◆ Assignment
Restate the records that follow word for word; no pictures should appear.

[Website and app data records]
┏━━

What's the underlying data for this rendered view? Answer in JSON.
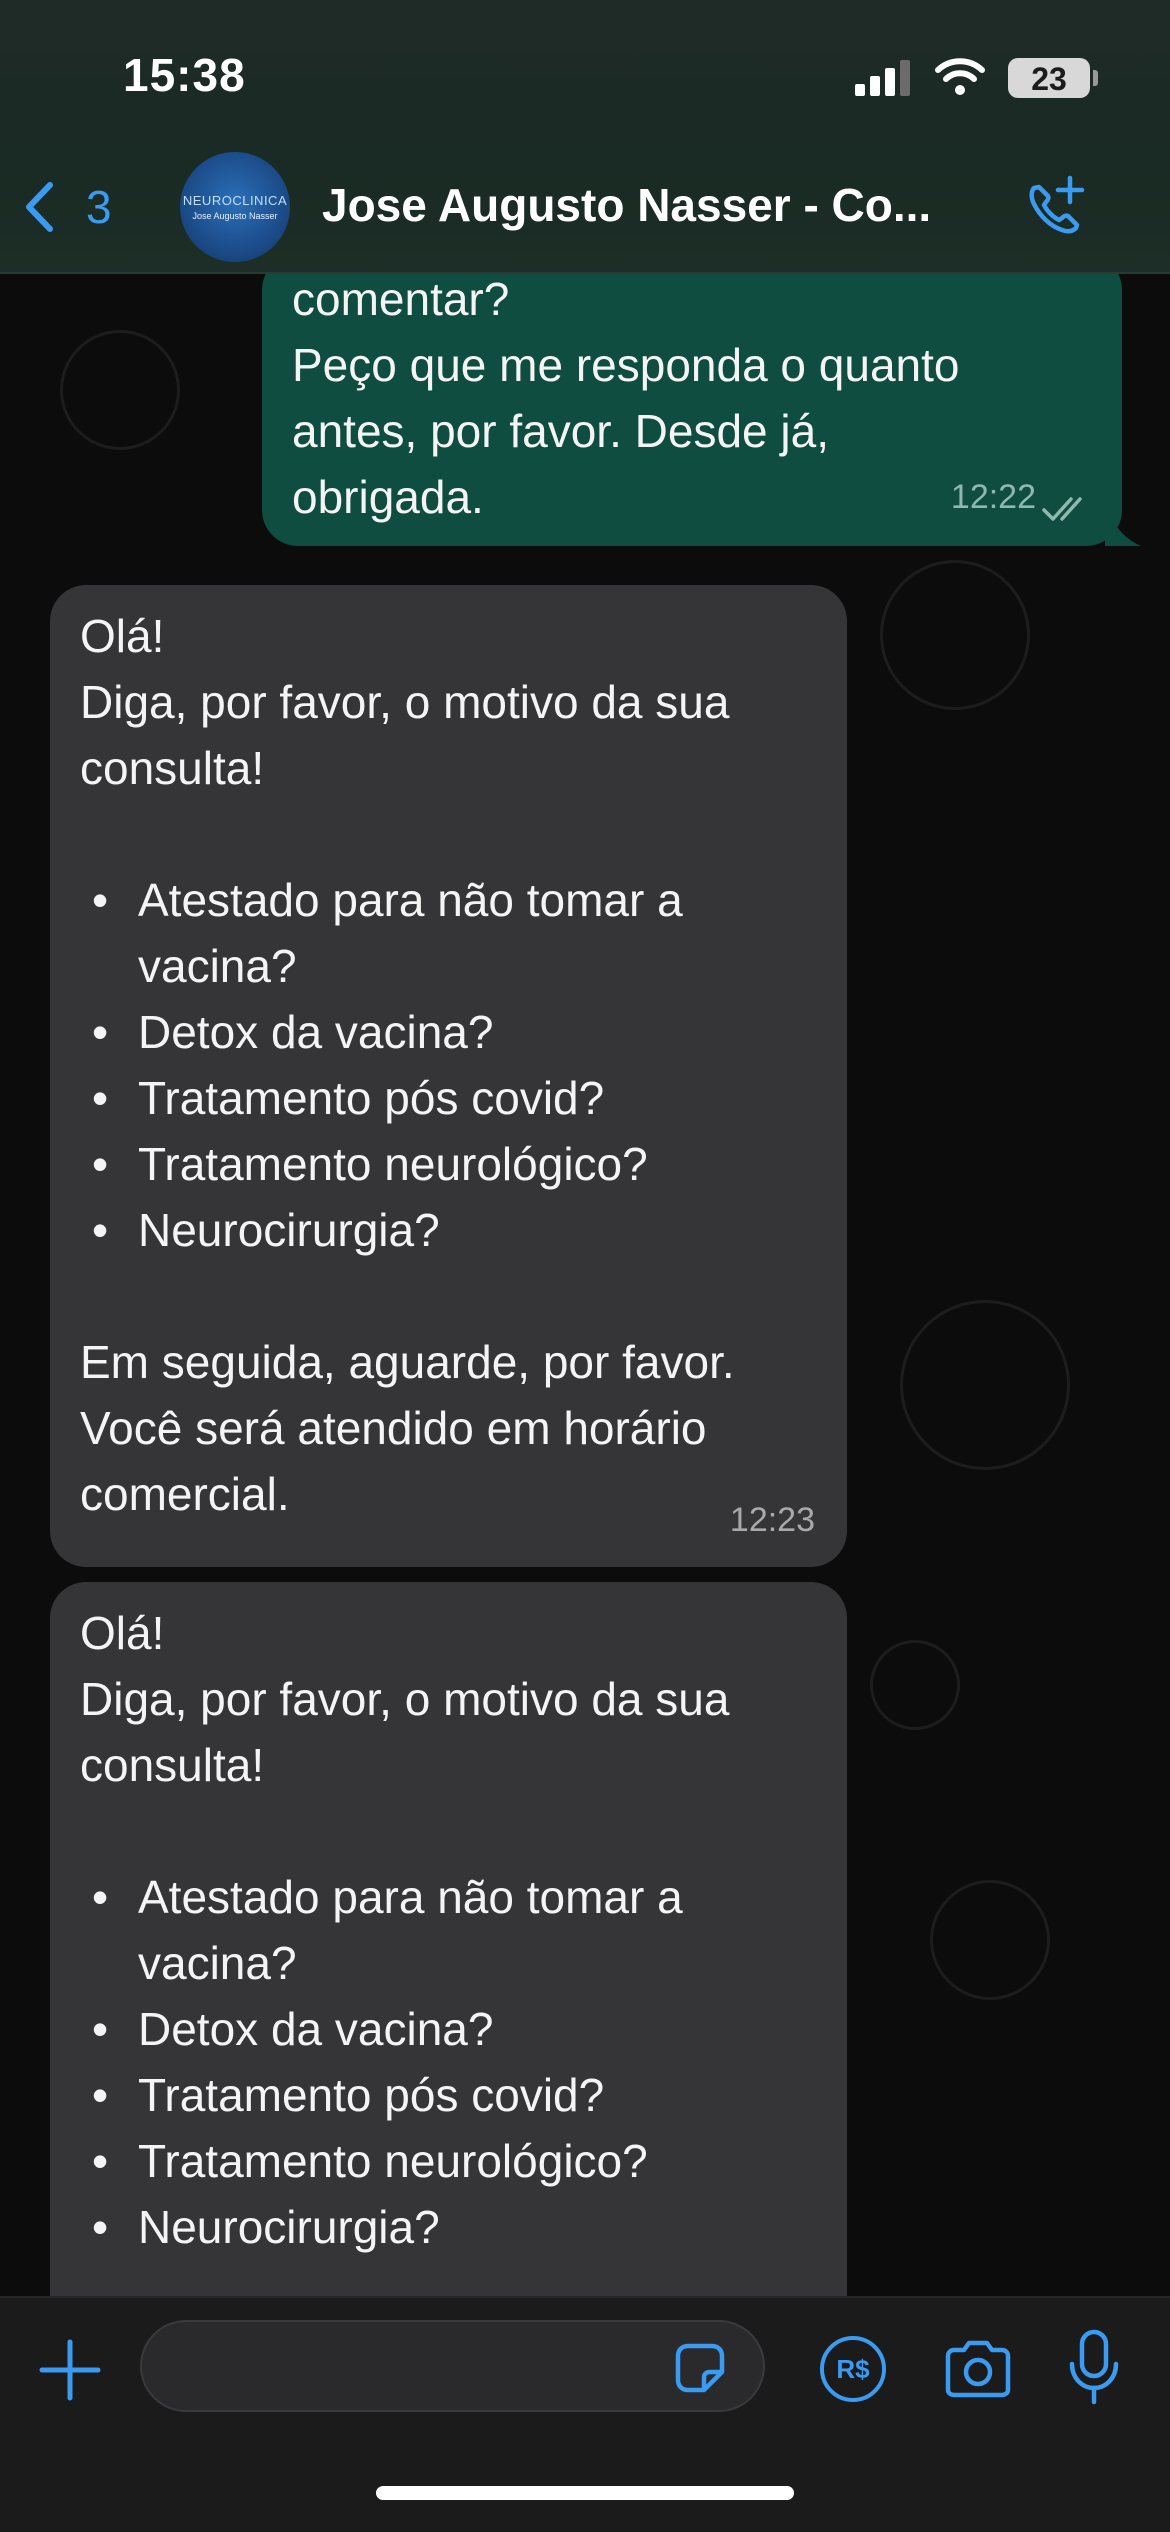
{
  "status_bar": {
    "time": "15:38",
    "battery": "23"
  },
  "header": {
    "back_count": "3",
    "contact_name": "Jose Augusto Nasser - Co...",
    "avatar_text_1": "NEUROCLINICA",
    "avatar_text_2": "Jose Augusto Nasser"
  },
  "messages": [
    {
      "direction": "outgoing",
      "text": "comentar?\nPeço que me responda o quanto\nantes, por favor. Desde já,\nobrigada.",
      "time": "12:22",
      "read_receipt": "double-check"
    },
    {
      "direction": "incoming",
      "intro": "Olá!\nDiga, por favor, o motivo da sua\nconsulta!",
      "bullets": [
        "Atestado para não tomar a vacina?",
        "Detox da vacina?",
        "Tratamento pós covid?",
        "Tratamento neurológico?",
        "Neurocirurgia?"
      ],
      "outro": "Em seguida, aguarde, por favor.\nVocê será atendido em horário\ncomercial.",
      "time": "12:23"
    },
    {
      "direction": "incoming",
      "intro": "Olá!\nDiga, por favor, o motivo da sua\nconsulta!",
      "bullets": [
        "Atestado para não tomar a vacina?",
        "Detox da vacina?",
        "Tratamento pós covid?",
        "Tratamento neurológico?",
        "Neurocirurgia?"
      ]
    }
  ],
  "composer": {
    "input_value": "",
    "pix_label": "R$"
  },
  "colors": {
    "accent": "#3a9bf0",
    "outgoing_bubble": "#0e4d40",
    "incoming_bubble": "#353537",
    "header_bg": "#1f2b27"
  },
  "icons": {
    "back": "chevron-left-icon",
    "call": "phone-plus-icon",
    "plus": "plus-icon",
    "sticker": "sticker-icon",
    "pix": "pix-icon",
    "camera": "camera-icon",
    "mic": "microphone-icon",
    "read": "double-check-icon"
  }
}
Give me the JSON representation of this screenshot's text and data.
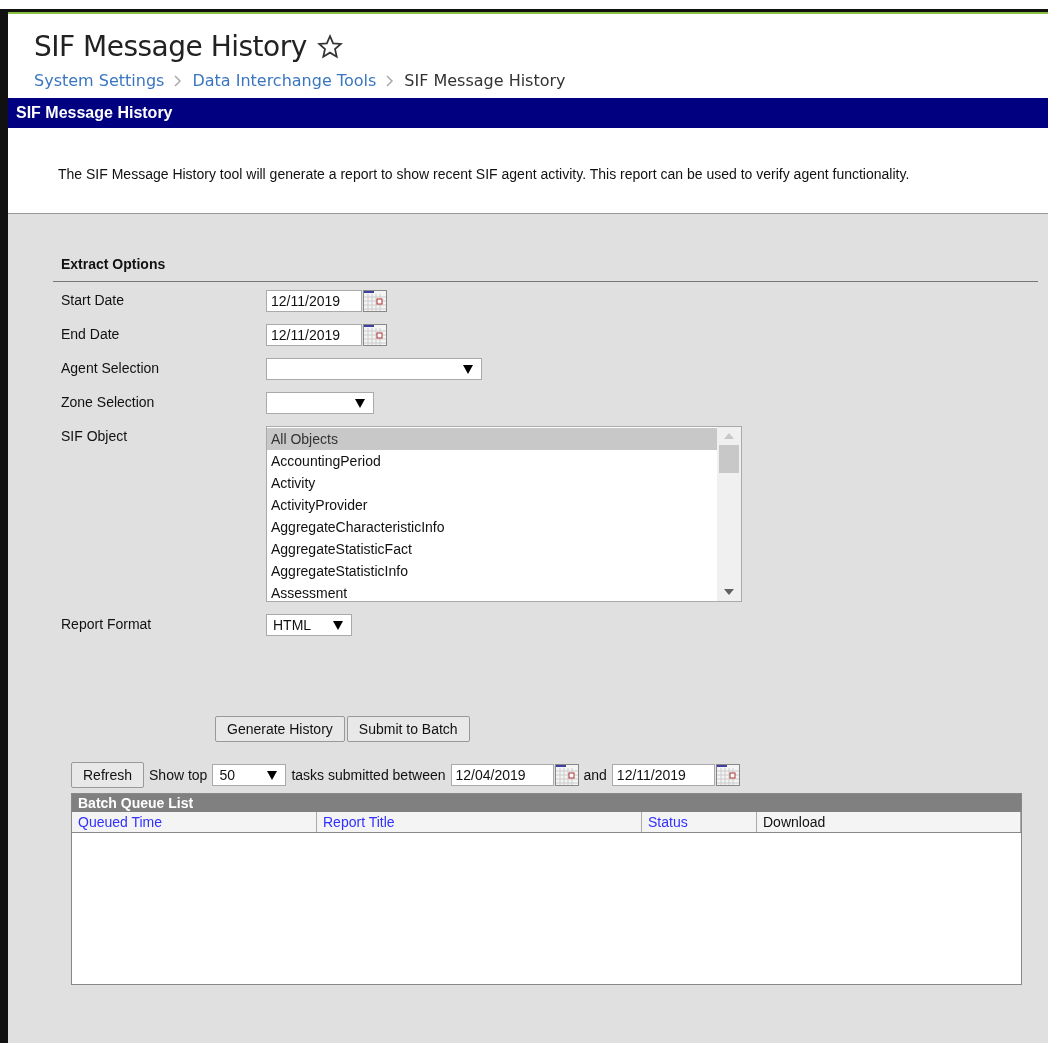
{
  "page": {
    "title": "SIF Message History",
    "favorite": false
  },
  "breadcrumbs": [
    {
      "label": "System Settings",
      "link": true
    },
    {
      "label": "Data Interchange Tools",
      "link": true
    },
    {
      "label": "SIF Message History",
      "link": false
    }
  ],
  "panel": {
    "title": "SIF Message History",
    "description": "The SIF Message History tool will generate a report to show recent SIF agent activity. This report can be used to verify agent functionality."
  },
  "extract_options": {
    "title": "Extract Options",
    "fields": [
      {
        "kind": "date",
        "label": "Start Date",
        "value": "12/11/2019"
      },
      {
        "kind": "date",
        "label": "End Date",
        "value": "12/11/2019"
      },
      {
        "kind": "select",
        "label": "Agent Selection"
      },
      {
        "kind": "select",
        "label": "Zone Selection"
      },
      {
        "kind": "listbox",
        "label": "SIF Object",
        "options": [
          {
            "label": "All Objects",
            "selected": true
          },
          {
            "label": "AccountingPeriod",
            "selected": false
          },
          {
            "label": "Activity",
            "selected": false
          },
          {
            "label": "ActivityProvider",
            "selected": false
          },
          {
            "label": "AggregateCharacteristicInfo",
            "selected": false
          },
          {
            "label": "AggregateStatisticFact",
            "selected": false
          },
          {
            "label": "AggregateStatisticInfo",
            "selected": false
          },
          {
            "label": "Assessment",
            "selected": false
          }
        ]
      },
      {
        "kind": "select",
        "label": "Report Format",
        "value": "HTML"
      }
    ]
  },
  "buttons": [
    "Generate History",
    "Submit to Batch"
  ],
  "batch": {
    "refresh": "Refresh",
    "show_top": "Show top",
    "top_value": "50",
    "between": "tasks submitted between",
    "from": "12/04/2019",
    "and": "and",
    "to": "12/11/2019",
    "title": "Batch Queue List",
    "columns": [
      {
        "label": "Queued Time",
        "sortable": true
      },
      {
        "label": "Report Title",
        "sortable": true
      },
      {
        "label": "Status",
        "sortable": true
      },
      {
        "label": "Download",
        "sortable": false
      }
    ]
  }
}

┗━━

◆ Response below
What's the underlying data for this rendered view? Answer in JSON.
{
  "status_bar": {
    "time": "15:38",
    "battery": "23"
  },
  "header": {
    "back_count": "3",
    "contact_name": "Jose Augusto Nasser - Co...",
    "avatar_text_1": "NEUROCLINICA",
    "avatar_text_2": "Jose Augusto Nasser"
  },
  "messages": [
    {
      "direction": "outgoing",
      "text": "comentar?\nPeço que me responda o quanto\nantes, por favor. Desde já,\nobrigada.",
      "time": "12:22",
      "read_receipt": "double-check"
    },
    {
      "direction": "incoming",
      "intro": "Olá!\nDiga, por favor, o motivo da sua\nconsulta!",
      "bullets": [
        "Atestado para não tomar a vacina?",
        "Detox da vacina?",
        "Tratamento pós covid?",
        "Tratamento neurológico?",
        "Neurocirurgia?"
      ],
      "outro": "Em seguida, aguarde, por favor.\nVocê será atendido em horário\ncomercial.",
      "time": "12:23"
    },
    {
      "direction": "incoming",
      "intro": "Olá!\nDiga, por favor, o motivo da sua\nconsulta!",
      "bullets": [
        "Atestado para não tomar a vacina?",
        "Detox da vacina?",
        "Tratamento pós covid?",
        "Tratamento neurológico?",
        "Neurocirurgia?"
      ]
    }
  ],
  "composer": {
    "input_value": "",
    "pix_label": "R$"
  },
  "colors": {
    "accent": "#3a9bf0",
    "outgoing_bubble": "#0e4d40",
    "incoming_bubble": "#353537",
    "header_bg": "#1f2b27"
  },
  "icons": {
    "back": "chevron-left-icon",
    "call": "phone-plus-icon",
    "plus": "plus-icon",
    "sticker": "sticker-icon",
    "pix": "pix-icon",
    "camera": "camera-icon",
    "mic": "microphone-icon",
    "read": "double-check-icon"
  }
}
Give me the JSON representation of this screenshot's text and data.
{
  "page": {
    "title": "SIF Message History",
    "favorite": false
  },
  "breadcrumbs": [
    {
      "label": "System Settings",
      "link": true
    },
    {
      "label": "Data Interchange Tools",
      "link": true
    },
    {
      "label": "SIF Message History",
      "link": false
    }
  ],
  "panel": {
    "title": "SIF Message History",
    "description": "The SIF Message History tool will generate a report to show recent SIF agent activity. This report can be used to verify agent functionality."
  },
  "extract_options": {
    "title": "Extract Options",
    "fields": [
      {
        "kind": "date",
        "label": "Start Date",
        "value": "12/11/2019"
      },
      {
        "kind": "date",
        "label": "End Date",
        "value": "12/11/2019"
      },
      {
        "kind": "select",
        "label": "Agent Selection"
      },
      {
        "kind": "select",
        "label": "Zone Selection"
      },
      {
        "kind": "listbox",
        "label": "SIF Object",
        "options": [
          {
            "label": "All Objects",
            "selected": true
          },
          {
            "label": "AccountingPeriod",
            "selected": false
          },
          {
            "label": "Activity",
            "selected": false
          },
          {
            "label": "ActivityProvider",
            "selected": false
          },
          {
            "label": "AggregateCharacteristicInfo",
            "selected": false
          },
          {
            "label": "AggregateStatisticFact",
            "selected": false
          },
          {
            "label": "AggregateStatisticInfo",
            "selected": false
          },
          {
            "label": "Assessment",
            "selected": false
          }
        ]
      },
      {
        "kind": "select",
        "label": "Report Format",
        "value": "HTML"
      }
    ]
  },
  "buttons": [
    "Generate History",
    "Submit to Batch"
  ],
  "batch": {
    "refresh": "Refresh",
    "show_top": "Show top",
    "top_value": "50",
    "between": "tasks submitted between",
    "from": "12/04/2019",
    "and": "and",
    "to": "12/11/2019",
    "title": "Batch Queue List",
    "columns": [
      {
        "label": "Queued Time",
        "sortable": true
      },
      {
        "label": "Report Title",
        "sortable": true
      },
      {
        "label": "Status",
        "sortable": true
      },
      {
        "label": "Download",
        "sortable": false
      }
    ]
  }
}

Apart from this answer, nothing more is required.